The failure of Delta Air Lines’ worldwide computer network this week spotlights the vulnerability of the information systems sustaining the biggest U.S. carriers, each of which has contended with major disruptions during the last year.
Complex networks cobbled together over the decades need major overhauls requiring significant new investments, said Bob Edwards, a former chief information officer for United Continental Holdings Inc. Recent flaws in computer systems quickly escalated into corporate black eyes that exacted costs in both money and reputation.
“I don’t believe the flight ops, maintenance, passenger service systems, crew and dispatch applications are engineered with the level of redundancy needed,” Edwards, who retired in 2014 under pressure after several service disruptions at United, said by telephone. More disruptions are a near certainty: “Mistakes will happen, devices will malfunction.”
The Delta debacle marks a wake-up call for an airline industry in which outdated information systems can strand thousands of passengers. The Atlanta-based airline, which had been leading major carriers in reliability, is far from alone in stumbling. Southwest Airlines said a computer failure July 20 would cost it “tens of millions” of dollars after more than 2,300 flights were canceled.
Delta scrapped about 800 flights on Tuesday, after about 1,000 cancellations Monday.
Delta spent “hundreds of millions of dollars” on technology upgrades and backup systems in the last three years to avoid such an outcome, Chief Executive Officer Ed Bastian said in a video message to customers Tuesday.
“I’m sorry that it happened,” he said. “This isn’t who we are.”

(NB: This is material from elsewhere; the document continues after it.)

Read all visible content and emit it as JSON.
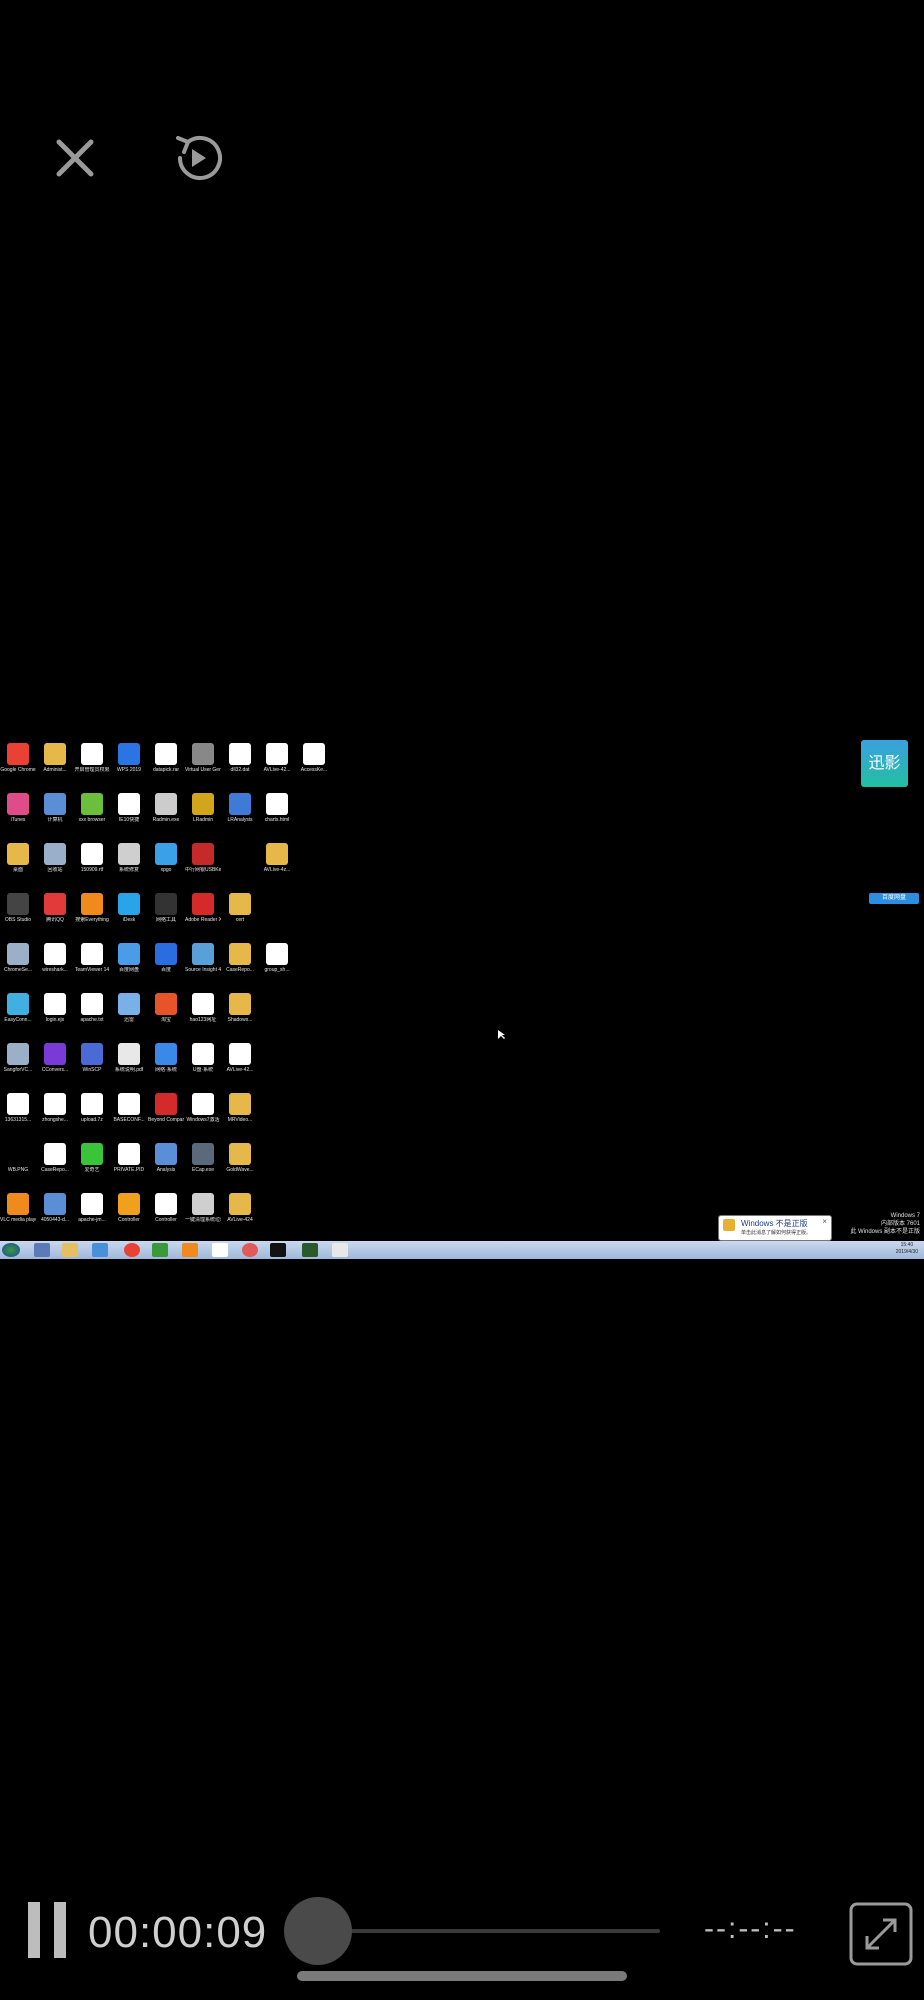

Chief Operating Officer Gil West said equipment controlling the flow of electricity at Delta's base in Atlanta malfunctioned early Monday morning, “causing a surge to the transformer and a loss of power.” Though electricity was restored quickly, “critical systems and network equipment didn't switch over to backups. Other systems did. And now we’re seeing instability in these systems.”
The cost of lost revenue, accommodating passengers on other flights and other issues may cut the airline's third-quarter earnings by as much as 10 percent, Dan McKenzie, an analyst at Buckingham Research Group, said in a note Tuesday. Unlike a factory hit by a disruption or strike, airlines already running near capacity have limited ways to make up lost revenue.

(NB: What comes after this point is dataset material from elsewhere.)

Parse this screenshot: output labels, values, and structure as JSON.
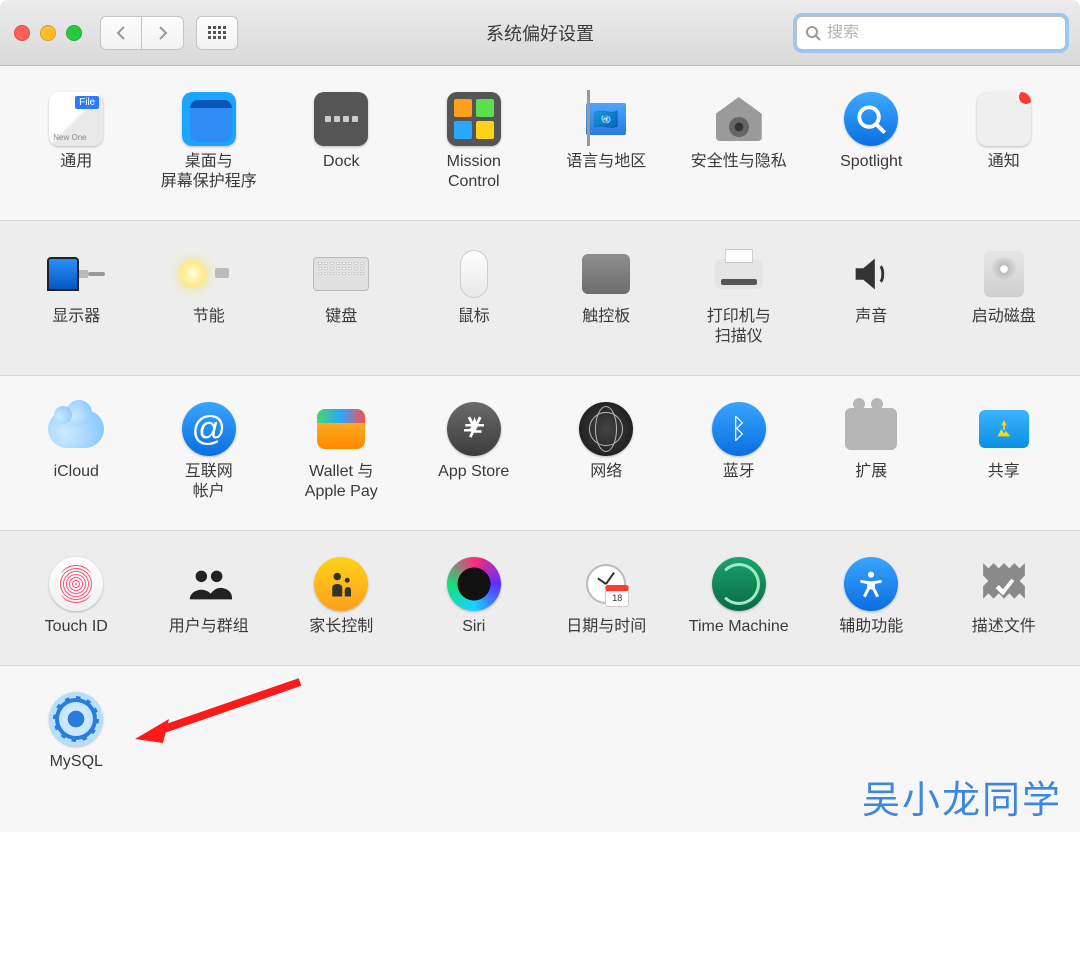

Delta isn’t the only airline struggling with outdated technology, said Mark Jaggers, an analyst at technology research firm Gartner Inc.
“A lot of airlines have been struggling with legacy systems that they are not able to shut down — decommission to move through their life cycle — because they have a 24/7 operation,” Jaggers said. “As they've grown in importance and stature with more flights and customers, taking time to do maintenance becomes a bigger issue.”

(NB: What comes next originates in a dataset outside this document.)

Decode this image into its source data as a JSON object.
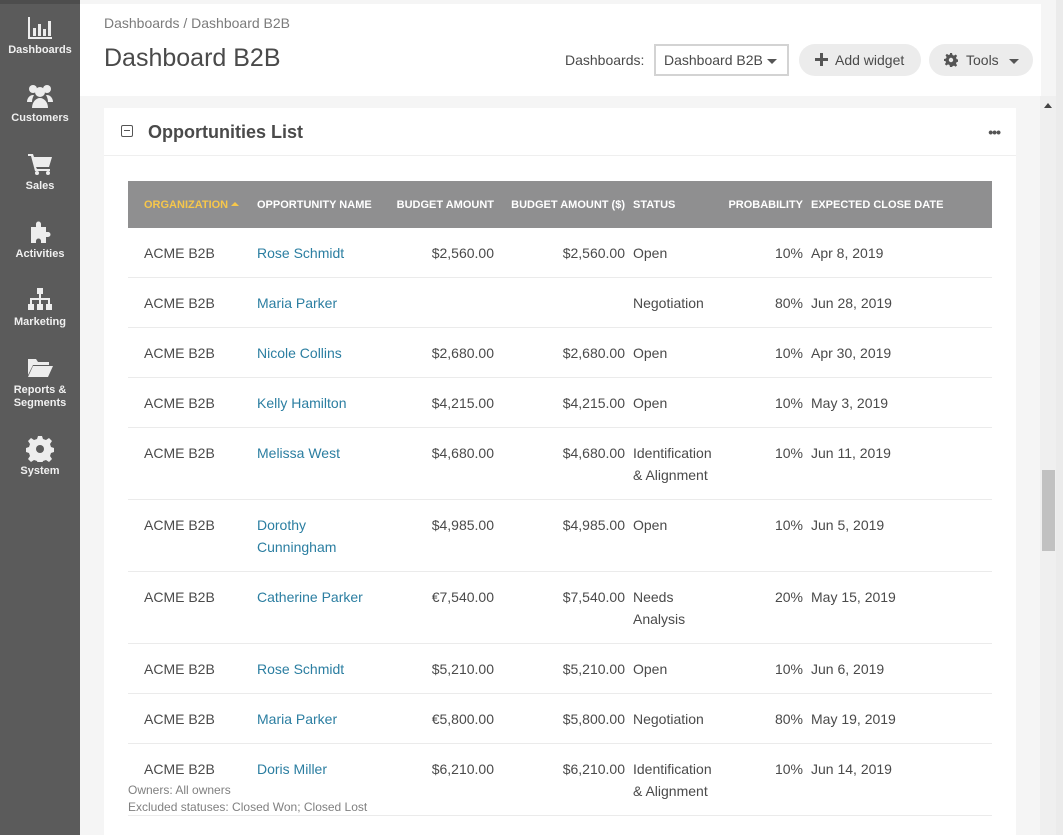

The starting point for preventing computer failures is to ensure reliable electricity sources, said Ron Peri, CEO of Radixx International, which provides passenger-service systems to airlines including FlyDubai and Air India Express. Radixx’s data center has backup power provided by three jet engines, Peri said.
The challenge of keeping systems upgraded is particularly steep because they operate around the clock and jetliners are in the air almost constantly these days.
“You've got these big systems and maintaining them is kind of like maintaining an aircraft in flight because they can’t go down,” Peri said. “The core design comes from an era when the presumption was the systems would go down every night.”
A connectivity flaw at American Airlines halted flights at its Chicago, Dallas and Miami hubs in September. A United Continental computer fault last summer lasted two hours and disrupted travel for thousands of fliers. It began with a router malfunctioning and prevented the carrier from ticketing passengers and dispatching crews.
The cost of having duplicate software and hardware at different locations is minor when compared to the expense of having a system down for several hours, not to mention the damage to the airline’s reputation, said Ahmed Abdelghany, a professor of operations management at Embry-Riddle Aeronautical University.
“We shouldn't talk about the cost of making your system reliable because you live on that system,” Abdelghany said. “It’s like an operating room at a hospital: You can’t say I don’t have power or I don’t have a backup for the system.”